One of the fun parts of writing a book is getting reader mail. Over the past few weeks I’ve heard from people who’ve told me that 168 Hours has changed their lives. This is incredibly gratifying. But one of my favorite emails was from a woman who found herself in the same position I was when I started pulling together the material for 168 Hours – that is, as a new mom frustrated by the assumptions other people make about that state.
As Alissa told me, “I was especially irritated with people who told me I would not have time to read (I am a librarian and avid reader…) or do my other hobbies.” She’d already found ways to get her yoga routine in, to do some scrapbooking while the baby napped and, as for reading, “I’m a nursing mom so 90% of the time that I’m nursing I’m reading.” She noted that she could still do things, it just took more effort. This is an important realization. Plenty of people aren’t that great at managing their lives before they have kids.
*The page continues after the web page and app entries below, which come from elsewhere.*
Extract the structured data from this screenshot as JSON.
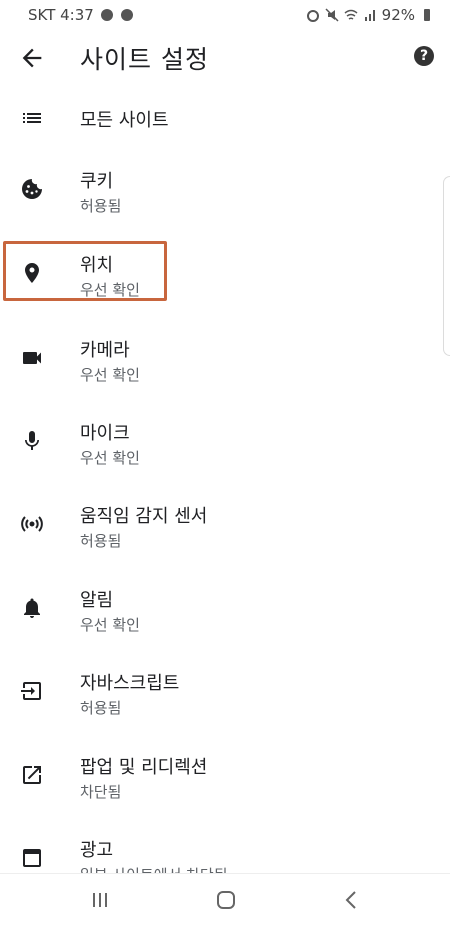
{
  "status_bar": {
    "carrier_time": "SKT 4:37",
    "battery": "92%"
  },
  "app_bar": {
    "title": "사이트 설정",
    "back_icon": "arrow-back-icon",
    "help_icon": "help-icon",
    "help_glyph": "?"
  },
  "items": [
    {
      "label": "모든 사이트",
      "icon": "list-icon"
    },
    {
      "label": "쿠키",
      "subtitle": "허용됨",
      "icon": "cookie-icon"
    },
    {
      "label": "위치",
      "subtitle": "우선 확인",
      "icon": "location-pin-icon"
    },
    {
      "label": "카메라",
      "subtitle": "우선 확인",
      "icon": "videocam-icon"
    },
    {
      "label": "마이크",
      "subtitle": "우선 확인",
      "icon": "mic-icon"
    },
    {
      "label": "움직임 감지 센서",
      "subtitle": "허용됨",
      "icon": "sensors-icon"
    },
    {
      "label": "알림",
      "subtitle": "우선 확인",
      "icon": "bell-icon"
    },
    {
      "label": "자바스크립트",
      "subtitle": "허용됨",
      "icon": "javascript-icon"
    },
    {
      "label": "팝업 및 리디렉션",
      "subtitle": "차단됨",
      "icon": "open-in-new-icon"
    },
    {
      "label": "광고",
      "subtitle": "일부 사이트에서 차단됨",
      "icon": "window-icon"
    }
  ],
  "nav_bar": {
    "recents_icon": "recents-icon",
    "home_icon": "home-icon",
    "back_icon": "back-chevron-icon"
  }
}
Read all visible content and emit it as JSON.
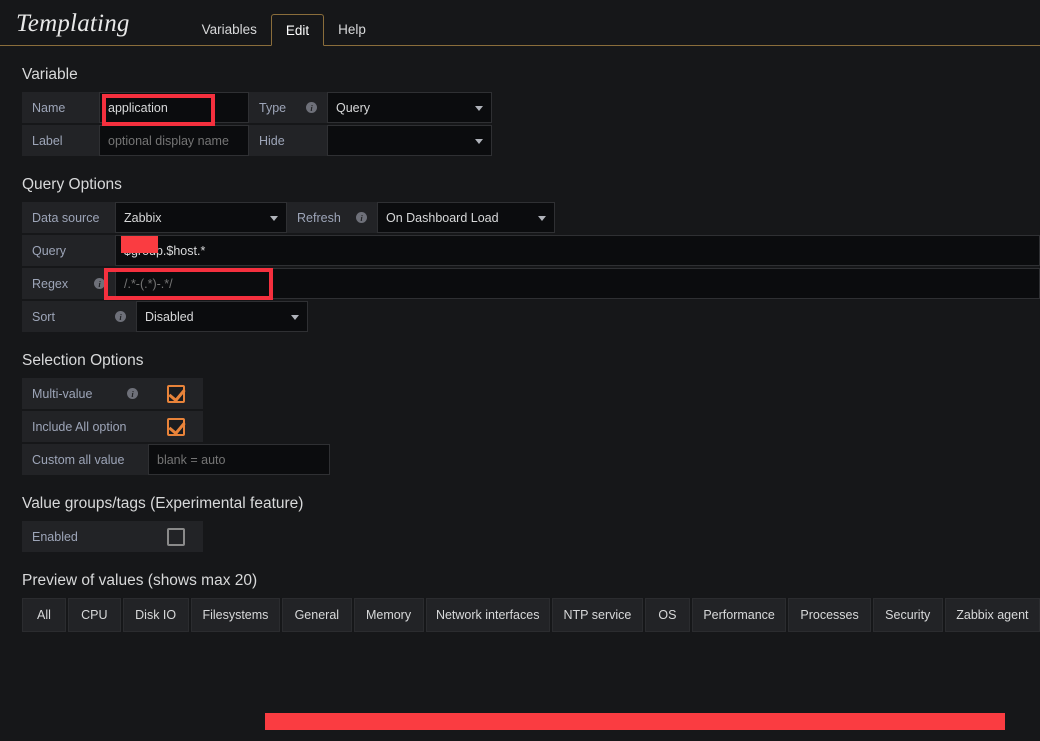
{
  "header": {
    "title": "Templating",
    "tabs": [
      {
        "label": "Variables",
        "active": false
      },
      {
        "label": "Edit",
        "active": true
      },
      {
        "label": "Help",
        "active": false
      }
    ]
  },
  "variable": {
    "section_title": "Variable",
    "name_label": "Name",
    "name_value": "application",
    "type_label": "Type",
    "type_value": "Query",
    "label_label": "Label",
    "label_placeholder": "optional display name",
    "hide_label": "Hide",
    "hide_value": ""
  },
  "query_options": {
    "section_title": "Query Options",
    "datasource_label": "Data source",
    "datasource_value": "Zabbix",
    "refresh_label": "Refresh",
    "refresh_value": "On Dashboard Load",
    "query_label": "Query",
    "query_value": "$group.$host.*",
    "regex_label": "Regex",
    "regex_placeholder": "/.*-(.*)-.*/",
    "sort_label": "Sort",
    "sort_value": "Disabled"
  },
  "selection_options": {
    "section_title": "Selection Options",
    "multivalue_label": "Multi-value",
    "multivalue_checked": true,
    "include_all_label": "Include All option",
    "include_all_checked": true,
    "custom_all_label": "Custom all value",
    "custom_all_placeholder": "blank = auto"
  },
  "value_groups": {
    "section_title": "Value groups/tags (Experimental feature)",
    "enabled_label": "Enabled",
    "enabled_checked": false
  },
  "preview": {
    "section_title": "Preview of values (shows max 20)",
    "values": [
      "All",
      "CPU",
      "Disk IO",
      "Filesystems",
      "General",
      "Memory",
      "Network interfaces",
      "NTP service",
      "OS",
      "Performance",
      "Processes",
      "Security",
      "Zabbix agent"
    ]
  },
  "colors": {
    "accent": "#e8833a",
    "tab_border": "#8a6d3b",
    "redaction": "#fa3c41",
    "background": "#161719",
    "panel": "#222326",
    "input": "#0b0c0e"
  }
}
Then they have kids, and that creates chaos. But why blame the kids?
Anyway, as Alissa wrote, “Two points in your book really resonated with me. The first was that we do have a choice on how we spend our time, and the whole ‘I don’t have enough time’ is a myth. I’ve always talked about things being a choice – such as being happy, leaving a job, etc. but never applied the concept to my time in quite the way you described it.
“The other point was the structuring of our leisure time and taking time to plan it so it happens. I wish I could have back the weekends I’ve lost due to lack of a plan!”
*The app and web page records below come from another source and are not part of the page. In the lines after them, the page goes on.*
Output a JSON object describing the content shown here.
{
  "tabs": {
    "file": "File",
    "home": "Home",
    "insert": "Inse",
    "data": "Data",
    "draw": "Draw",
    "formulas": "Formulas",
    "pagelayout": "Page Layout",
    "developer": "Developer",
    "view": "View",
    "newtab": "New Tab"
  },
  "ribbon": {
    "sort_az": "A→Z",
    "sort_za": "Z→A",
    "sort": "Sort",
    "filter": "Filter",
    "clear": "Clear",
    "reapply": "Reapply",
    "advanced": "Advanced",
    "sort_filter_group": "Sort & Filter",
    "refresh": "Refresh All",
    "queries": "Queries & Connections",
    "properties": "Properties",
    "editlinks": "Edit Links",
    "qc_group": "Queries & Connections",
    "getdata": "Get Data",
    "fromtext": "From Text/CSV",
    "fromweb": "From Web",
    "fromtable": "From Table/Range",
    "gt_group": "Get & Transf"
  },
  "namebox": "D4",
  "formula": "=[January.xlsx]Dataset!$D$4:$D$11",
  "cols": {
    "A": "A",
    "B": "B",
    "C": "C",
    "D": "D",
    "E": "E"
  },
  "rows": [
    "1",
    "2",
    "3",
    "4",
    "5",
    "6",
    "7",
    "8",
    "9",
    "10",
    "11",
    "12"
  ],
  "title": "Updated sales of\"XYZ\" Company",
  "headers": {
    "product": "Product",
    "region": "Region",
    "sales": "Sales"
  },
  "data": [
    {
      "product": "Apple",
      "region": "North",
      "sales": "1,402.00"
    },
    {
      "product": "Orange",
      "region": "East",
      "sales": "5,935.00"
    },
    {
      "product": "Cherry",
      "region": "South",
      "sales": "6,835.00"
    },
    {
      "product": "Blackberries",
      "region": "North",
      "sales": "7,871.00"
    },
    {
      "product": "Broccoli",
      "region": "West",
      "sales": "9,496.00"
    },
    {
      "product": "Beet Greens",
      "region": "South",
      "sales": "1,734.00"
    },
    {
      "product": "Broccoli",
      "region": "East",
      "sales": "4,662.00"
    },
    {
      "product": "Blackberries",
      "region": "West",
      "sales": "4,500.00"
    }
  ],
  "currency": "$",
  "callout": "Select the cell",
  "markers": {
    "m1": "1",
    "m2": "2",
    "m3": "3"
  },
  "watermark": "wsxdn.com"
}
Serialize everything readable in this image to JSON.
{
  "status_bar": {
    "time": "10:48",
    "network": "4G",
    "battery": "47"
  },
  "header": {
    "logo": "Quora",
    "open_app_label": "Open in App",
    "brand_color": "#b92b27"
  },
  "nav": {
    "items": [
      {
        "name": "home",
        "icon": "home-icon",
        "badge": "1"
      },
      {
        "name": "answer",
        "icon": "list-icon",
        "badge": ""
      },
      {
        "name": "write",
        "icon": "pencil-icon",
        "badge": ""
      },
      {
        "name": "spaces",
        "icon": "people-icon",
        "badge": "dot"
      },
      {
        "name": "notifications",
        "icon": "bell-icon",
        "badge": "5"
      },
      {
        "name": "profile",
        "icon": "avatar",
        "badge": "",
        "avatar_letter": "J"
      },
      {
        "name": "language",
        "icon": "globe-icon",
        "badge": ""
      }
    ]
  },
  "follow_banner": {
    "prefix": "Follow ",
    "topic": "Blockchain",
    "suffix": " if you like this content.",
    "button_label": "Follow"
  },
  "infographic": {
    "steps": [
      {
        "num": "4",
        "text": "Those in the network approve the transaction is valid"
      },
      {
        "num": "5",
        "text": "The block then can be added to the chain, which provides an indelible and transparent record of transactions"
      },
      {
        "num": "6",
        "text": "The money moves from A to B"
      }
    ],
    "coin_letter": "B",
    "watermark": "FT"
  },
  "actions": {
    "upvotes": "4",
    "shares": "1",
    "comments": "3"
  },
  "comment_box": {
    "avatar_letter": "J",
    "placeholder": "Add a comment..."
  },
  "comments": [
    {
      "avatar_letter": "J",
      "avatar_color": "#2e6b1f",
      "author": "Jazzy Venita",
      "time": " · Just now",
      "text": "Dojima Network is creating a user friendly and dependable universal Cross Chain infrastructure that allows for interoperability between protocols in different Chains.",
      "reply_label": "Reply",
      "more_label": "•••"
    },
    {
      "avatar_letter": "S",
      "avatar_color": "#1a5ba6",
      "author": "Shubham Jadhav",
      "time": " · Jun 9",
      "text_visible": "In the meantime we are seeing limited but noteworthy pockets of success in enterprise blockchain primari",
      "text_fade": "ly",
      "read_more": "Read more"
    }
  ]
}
Alissa kept a time log, “and it was quite eye opening. I love how you say there is no typical week. That has also been a mindshift for me.” Newly back at work from maternity leave, she’d met with her boss to figure out what her highest impact activities were, so she could focus her time on those. “I had delegated many routine tasks while I was out and that was a great exercise for me as I tend to be a control freak and now I’ve consciously made the decision that many of those tasks are better done by my staff since they’re not really my core competencies,” she wrote.
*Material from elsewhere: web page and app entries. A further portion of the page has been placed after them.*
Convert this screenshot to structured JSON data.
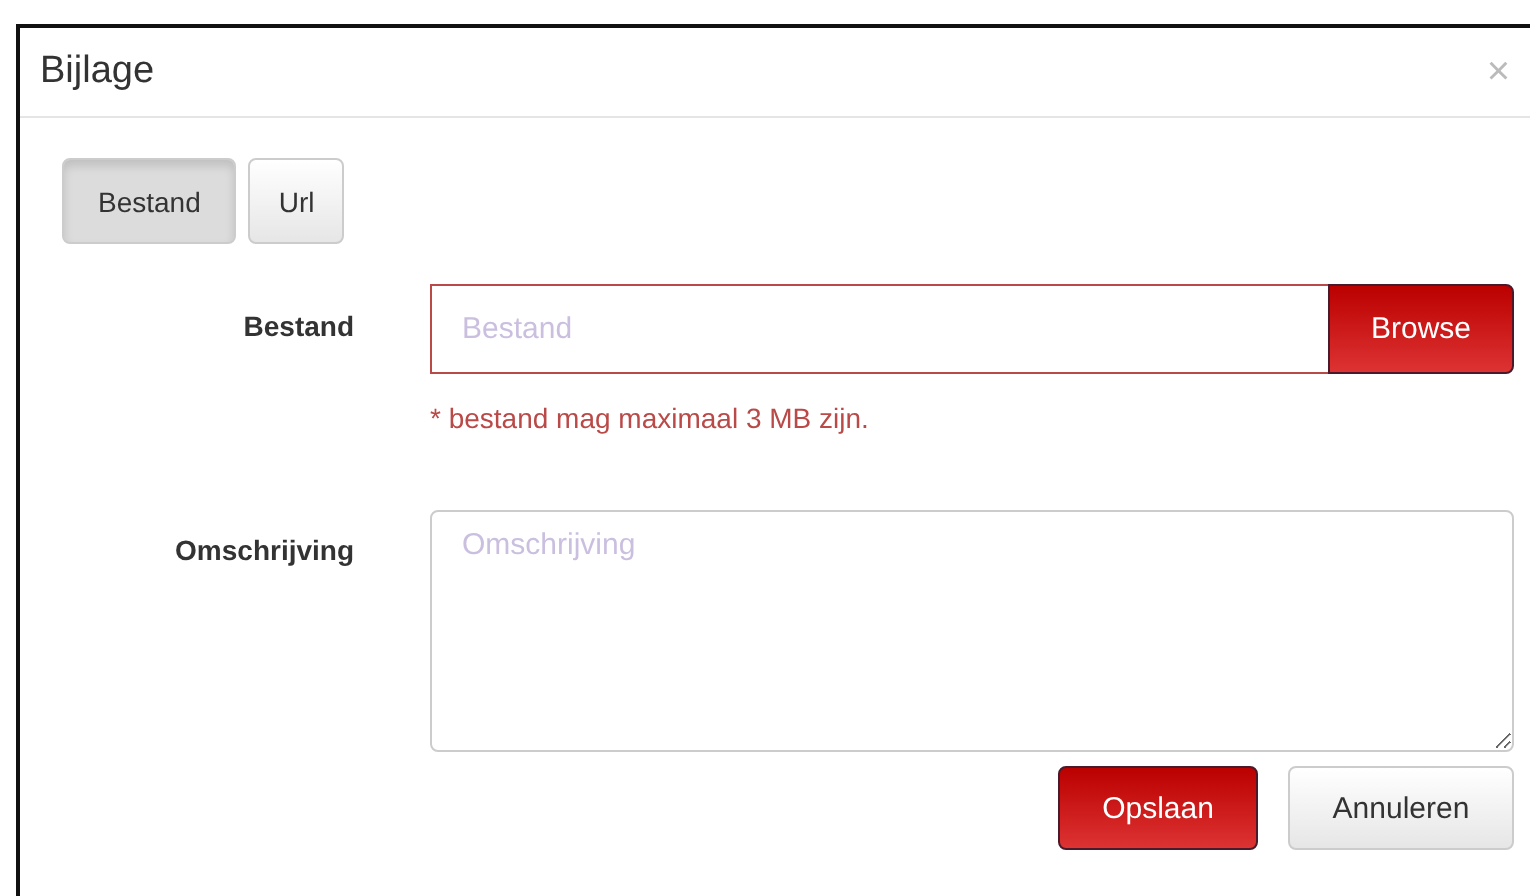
{
  "dialog": {
    "title": "Bijlage",
    "close": "×"
  },
  "tabs": [
    {
      "label": "Bestand",
      "selected": true
    },
    {
      "label": "Url",
      "selected": false
    }
  ],
  "fields": [
    {
      "kind": "file",
      "label": "Bestand",
      "placeholder": "Bestand",
      "button": "Browse",
      "help": "* bestand mag maximaal 3 MB zijn."
    },
    {
      "kind": "textarea",
      "label": "Omschrijving",
      "placeholder": "Omschrijving"
    }
  ],
  "buttons": [
    {
      "label": "Opslaan",
      "kind": "primary"
    },
    {
      "label": "Annuleren",
      "kind": "default"
    }
  ]
}
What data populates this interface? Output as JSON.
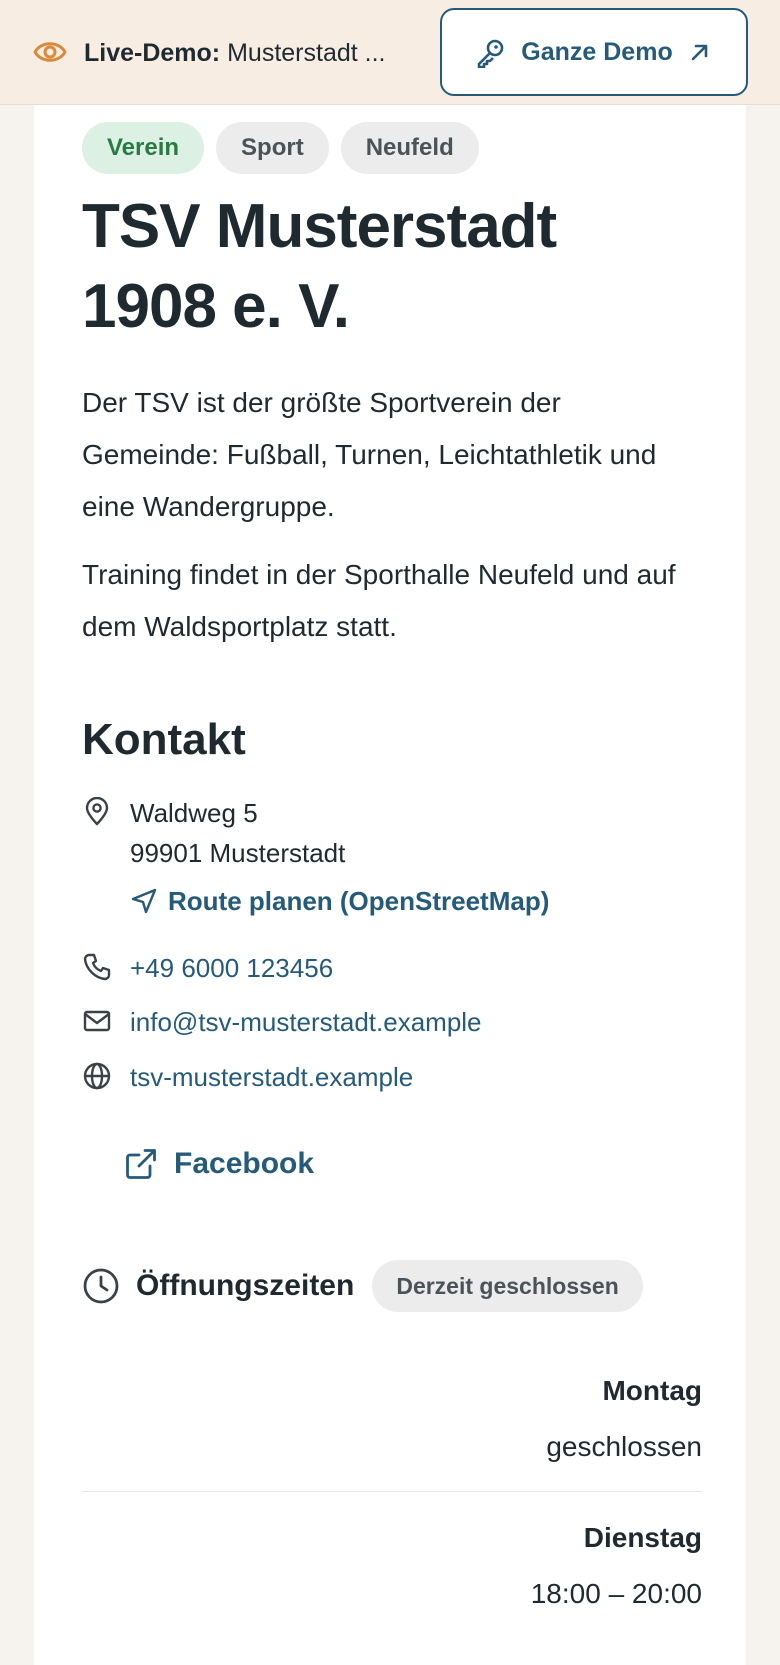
{
  "demo_bar": {
    "label_bold": "Live-Demo:",
    "label_text": "Musterstadt ...",
    "button_label": "Ganze Demo"
  },
  "chips": [
    "Verein",
    "Sport",
    "Neufeld"
  ],
  "title": "TSV Musterstadt 1908 e. V.",
  "description": [
    "Der TSV ist der größte Sportverein der Gemeinde: Fußball, Turnen, Leichtathletik und eine Wandergruppe.",
    "Training findet in der Sporthalle Neufeld und auf dem Waldsportplatz statt."
  ],
  "contact": {
    "heading": "Kontakt",
    "address_line1": "Waldweg 5",
    "address_line2": "99901 Musterstadt",
    "route_label": "Route planen (OpenStreetMap)",
    "phone": "+49 6000 123456",
    "email": "info@tsv-musterstadt.example",
    "website": "tsv-musterstadt.example",
    "facebook": "Facebook"
  },
  "hours": {
    "heading": "Öffnungszeiten",
    "status": "Derzeit geschlossen",
    "days": [
      {
        "name": "Montag",
        "time": "geschlossen"
      },
      {
        "name": "Dienstag",
        "time": "18:00 – 20:00"
      }
    ]
  },
  "colors": {
    "accent": "#255b7a",
    "topbar_bg": "#f8ede3",
    "eye_icon": "#d98a3a",
    "chip_green_bg": "#dcf1e3",
    "chip_green_text": "#2a7a45"
  }
}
In other words, she really “got” 168 Hours. When I was a new mom, I made the mistake of reading a lot of books like The Price of Motherhood (which basically argues that your career and earning potential are shot), and skimmed some motherhood tomes that make it sound like you’ll inevitably be fat, not want to have sex, etc. Three years later, I realize that none of that has to be true if you don’t want it to be. I’m glad other women are learning that earlier.